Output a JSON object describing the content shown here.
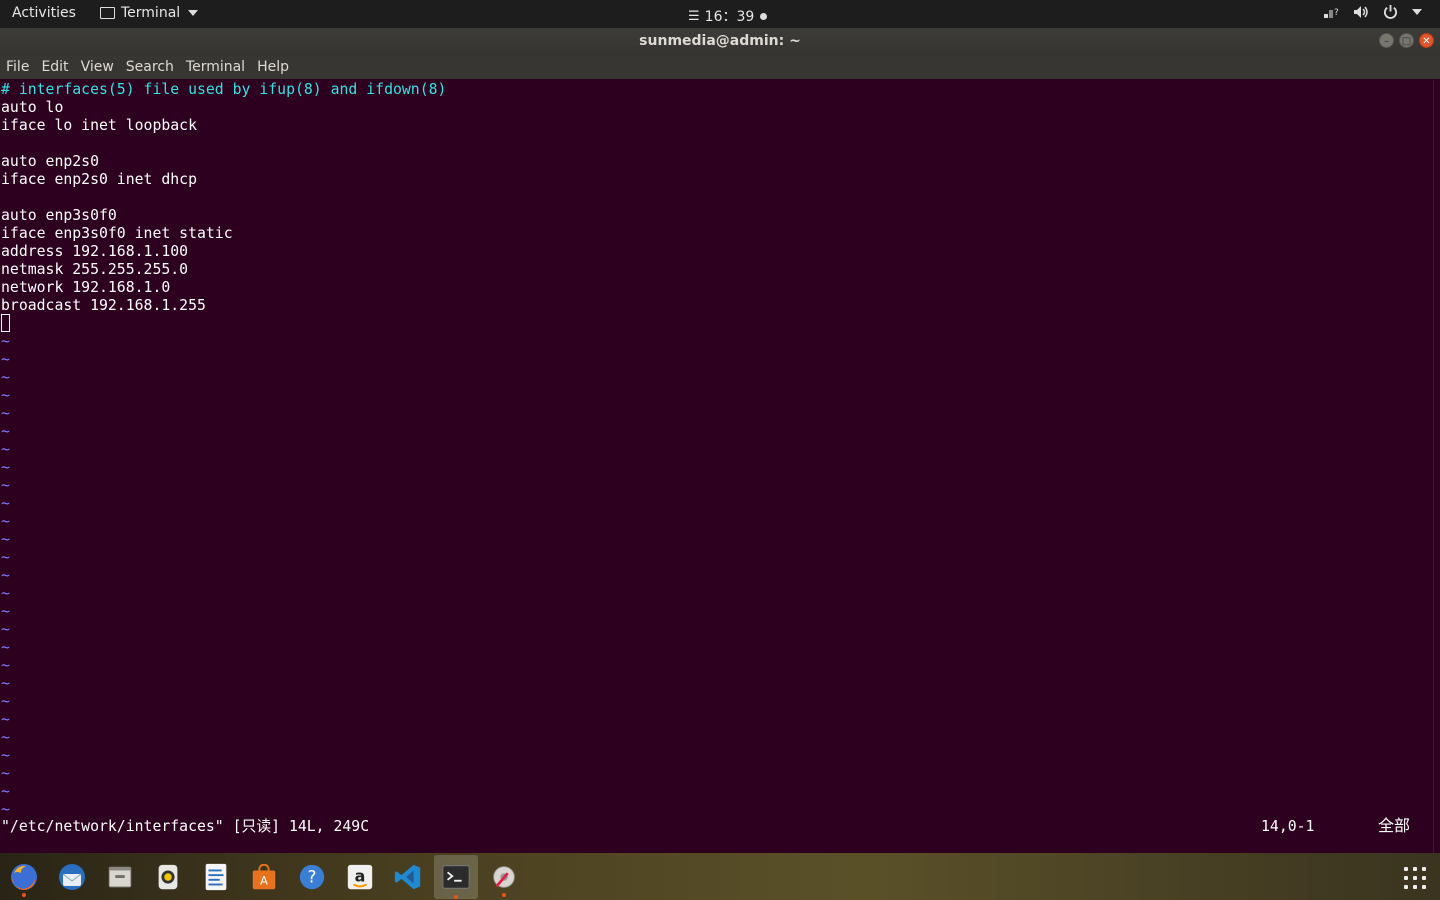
{
  "topbar": {
    "activities": "Activities",
    "app_menu": "Terminal",
    "clock": "16：39",
    "icons": [
      "network-icon",
      "volume-icon",
      "power-icon",
      "chevron-down-icon"
    ]
  },
  "window": {
    "title": "sunmedia@admin: ~"
  },
  "menu": {
    "file": "File",
    "edit": "Edit",
    "view": "View",
    "search": "Search",
    "terminal": "Terminal",
    "help": "Help"
  },
  "editor": {
    "comment": "# interfaces(5) file used by ifup(8) and ifdown(8)",
    "lines": [
      "auto lo",
      "iface lo inet loopback",
      "",
      "auto enp2s0",
      "iface enp2s0 inet dhcp",
      "",
      "auto enp3s0f0",
      "iface enp3s0f0 inet static",
      "address 192.168.1.100",
      "netmask 255.255.255.0",
      "network 192.168.1.0",
      "broadcast 192.168.1.255"
    ],
    "tilde": "~",
    "tilde_count": 27,
    "colors": {
      "background": "#2c001e",
      "comment": "#34e2e2",
      "tilde": "#7f7fff",
      "text": "#ffffff"
    }
  },
  "status": {
    "file_info": "\"/etc/network/interfaces\" [只读] 14L, 249C",
    "position": "14,0-1",
    "scroll": "全部"
  },
  "dock": {
    "apps": [
      "firefox-icon",
      "thunderbird-icon",
      "files-icon",
      "rhythmbox-icon",
      "writer-icon",
      "software-icon",
      "help-icon",
      "amazon-icon",
      "vscode-icon",
      "terminal-icon",
      "settings-icon"
    ],
    "active": "terminal-icon"
  }
}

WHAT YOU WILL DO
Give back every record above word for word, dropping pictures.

SOLUTION TO THE EXERCISE
Output a JSON object describing the content shown here.
{
  "topbar": {
    "activities": "Activities",
    "app_menu": "Terminal",
    "clock": "16：39",
    "icons": [
      "network-icon",
      "volume-icon",
      "power-icon",
      "chevron-down-icon"
    ]
  },
  "window": {
    "title": "sunmedia@admin: ~"
  },
  "menu": {
    "file": "File",
    "edit": "Edit",
    "view": "View",
    "search": "Search",
    "terminal": "Terminal",
    "help": "Help"
  },
  "editor": {
    "comment": "# interfaces(5) file used by ifup(8) and ifdown(8)",
    "lines": [
      "auto lo",
      "iface lo inet loopback",
      "",
      "auto enp2s0",
      "iface enp2s0 inet dhcp",
      "",
      "auto enp3s0f0",
      "iface enp3s0f0 inet static",
      "address 192.168.1.100",
      "netmask 255.255.255.0",
      "network 192.168.1.0",
      "broadcast 192.168.1.255"
    ],
    "tilde": "~",
    "tilde_count": 27,
    "colors": {
      "background": "#2c001e",
      "comment": "#34e2e2",
      "tilde": "#7f7fff",
      "text": "#ffffff"
    }
  },
  "status": {
    "file_info": "\"/etc/network/interfaces\" [只读] 14L, 249C",
    "position": "14,0-1",
    "scroll": "全部"
  },
  "dock": {
    "apps": [
      "firefox-icon",
      "thunderbird-icon",
      "files-icon",
      "rhythmbox-icon",
      "writer-icon",
      "software-icon",
      "help-icon",
      "amazon-icon",
      "vscode-icon",
      "terminal-icon",
      "settings-icon"
    ],
    "active": "terminal-icon"
  }
}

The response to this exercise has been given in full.